━━━━━ Dataset records ━━━━━

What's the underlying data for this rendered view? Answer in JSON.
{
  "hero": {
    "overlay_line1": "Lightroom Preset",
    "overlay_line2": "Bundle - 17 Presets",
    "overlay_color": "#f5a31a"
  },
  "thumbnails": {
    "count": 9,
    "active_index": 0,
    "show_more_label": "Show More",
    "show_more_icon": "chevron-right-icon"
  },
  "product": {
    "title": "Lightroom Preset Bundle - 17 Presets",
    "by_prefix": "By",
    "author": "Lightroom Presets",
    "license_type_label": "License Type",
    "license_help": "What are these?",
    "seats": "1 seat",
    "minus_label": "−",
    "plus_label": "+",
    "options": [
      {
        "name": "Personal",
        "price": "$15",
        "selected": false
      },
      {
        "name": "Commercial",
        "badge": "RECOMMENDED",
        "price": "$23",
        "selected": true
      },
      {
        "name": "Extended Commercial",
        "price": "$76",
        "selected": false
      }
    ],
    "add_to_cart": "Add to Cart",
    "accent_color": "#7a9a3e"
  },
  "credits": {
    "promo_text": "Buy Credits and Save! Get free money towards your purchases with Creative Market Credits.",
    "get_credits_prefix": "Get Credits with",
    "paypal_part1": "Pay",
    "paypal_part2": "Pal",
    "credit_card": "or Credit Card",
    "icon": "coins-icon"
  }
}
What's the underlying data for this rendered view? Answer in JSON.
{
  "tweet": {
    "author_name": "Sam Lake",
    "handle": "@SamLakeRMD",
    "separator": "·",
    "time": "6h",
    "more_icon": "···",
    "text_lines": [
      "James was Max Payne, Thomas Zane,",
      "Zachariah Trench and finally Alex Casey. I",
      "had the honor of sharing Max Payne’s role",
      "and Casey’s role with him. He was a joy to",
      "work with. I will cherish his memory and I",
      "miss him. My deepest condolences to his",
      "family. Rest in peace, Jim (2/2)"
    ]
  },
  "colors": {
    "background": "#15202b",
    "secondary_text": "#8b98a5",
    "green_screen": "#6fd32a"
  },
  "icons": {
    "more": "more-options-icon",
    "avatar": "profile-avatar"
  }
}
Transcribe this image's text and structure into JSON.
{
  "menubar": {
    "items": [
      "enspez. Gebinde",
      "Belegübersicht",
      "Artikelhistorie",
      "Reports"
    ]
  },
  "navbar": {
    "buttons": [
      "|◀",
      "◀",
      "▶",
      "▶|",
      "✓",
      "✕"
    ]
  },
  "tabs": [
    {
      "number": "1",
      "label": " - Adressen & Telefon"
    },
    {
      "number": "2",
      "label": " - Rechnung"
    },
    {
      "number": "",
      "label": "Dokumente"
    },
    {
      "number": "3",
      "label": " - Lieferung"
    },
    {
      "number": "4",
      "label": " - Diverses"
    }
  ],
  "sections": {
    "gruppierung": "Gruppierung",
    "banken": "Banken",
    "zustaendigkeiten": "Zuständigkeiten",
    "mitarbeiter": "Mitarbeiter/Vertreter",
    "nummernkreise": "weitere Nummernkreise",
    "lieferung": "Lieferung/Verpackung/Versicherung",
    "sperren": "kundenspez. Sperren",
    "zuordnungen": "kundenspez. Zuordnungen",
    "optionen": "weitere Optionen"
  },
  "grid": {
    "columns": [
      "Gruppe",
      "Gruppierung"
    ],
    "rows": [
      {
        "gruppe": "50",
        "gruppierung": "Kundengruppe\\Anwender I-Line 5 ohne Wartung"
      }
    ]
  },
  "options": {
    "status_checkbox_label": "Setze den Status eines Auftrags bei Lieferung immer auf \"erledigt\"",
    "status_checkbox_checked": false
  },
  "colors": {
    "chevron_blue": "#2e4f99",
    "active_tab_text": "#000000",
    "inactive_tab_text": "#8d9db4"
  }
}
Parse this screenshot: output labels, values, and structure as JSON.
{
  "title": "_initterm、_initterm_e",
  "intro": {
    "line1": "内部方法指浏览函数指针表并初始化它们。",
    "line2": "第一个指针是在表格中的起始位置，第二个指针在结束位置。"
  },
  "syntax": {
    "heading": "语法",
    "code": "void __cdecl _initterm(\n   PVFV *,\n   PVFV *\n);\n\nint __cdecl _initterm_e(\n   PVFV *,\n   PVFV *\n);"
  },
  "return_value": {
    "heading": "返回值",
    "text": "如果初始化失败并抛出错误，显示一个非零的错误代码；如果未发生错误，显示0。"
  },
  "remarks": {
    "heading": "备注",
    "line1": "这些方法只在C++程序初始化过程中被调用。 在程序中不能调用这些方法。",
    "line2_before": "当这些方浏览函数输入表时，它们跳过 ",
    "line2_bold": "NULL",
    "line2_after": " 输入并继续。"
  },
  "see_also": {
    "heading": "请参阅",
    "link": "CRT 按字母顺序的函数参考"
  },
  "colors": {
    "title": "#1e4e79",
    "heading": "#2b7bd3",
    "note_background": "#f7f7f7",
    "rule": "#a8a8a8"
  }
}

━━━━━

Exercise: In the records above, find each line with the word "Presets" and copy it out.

Response box:
    "overlay_line2": "Bundle - 17 Presets",
    "title": "Lightroom Preset Bundle - 17 Presets",
    "author": "Lightroom Presets",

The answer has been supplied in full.